tunnel. The state line between Idaho and Montana is the halfway point and is also a bit of a peak in the tunnel as water runs downhill in both directions from the mid point. Once you cross over the mid point you can start to see a faint glimmer of light which is the proverbial light at the end of the tunnel.
The exit at the end is quite a welcome site and is the beginning of a 13 mile downhill ride through several more tunnels plus some long and very high trestles. (the highest being over 200 feet above the ground) The whole trail is
For us train geeks, the Milwaukee Road was an electrified railway which was shut down in 1980.It ran from Chicago to the coast and the mileage signs along the trail show the distance from Chicago. This is a rail trail and the plan is to extend it into St Regis, Montana.
We did the trip in about 2 hours and then caught the shuttle bus back up. The driver was an expert on the history of brothels and sewage treatment as well as moose locations. We were shuttled to the Idaho BF tunnel entrance and had to ride back through it to the car.

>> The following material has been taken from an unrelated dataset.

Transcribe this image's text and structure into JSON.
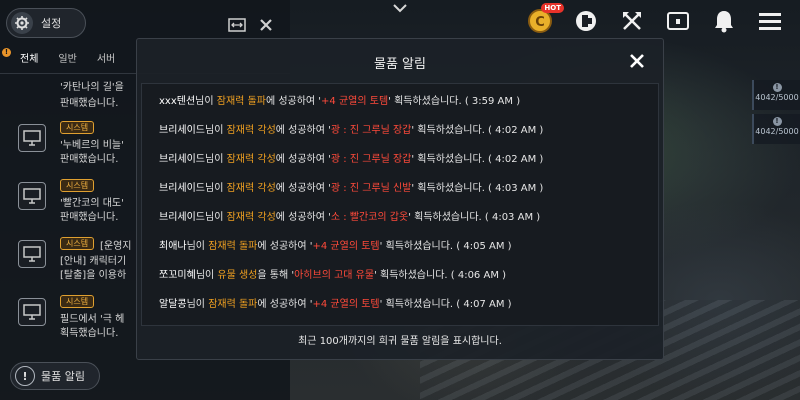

It was quite busy but having other cyclists with lights on made it a lot easier.
We then loaded up and were on our way back to West Hawk Lake via Billings, Fargo etc. A long drive...
Tot: 2.675s; Tpl: 0.046s; cc: 12; qc: 62; dbt: 0.0479s; 2; m:saturn w:www (188.8.131.52); sld: 1;
; mem: 1.4mb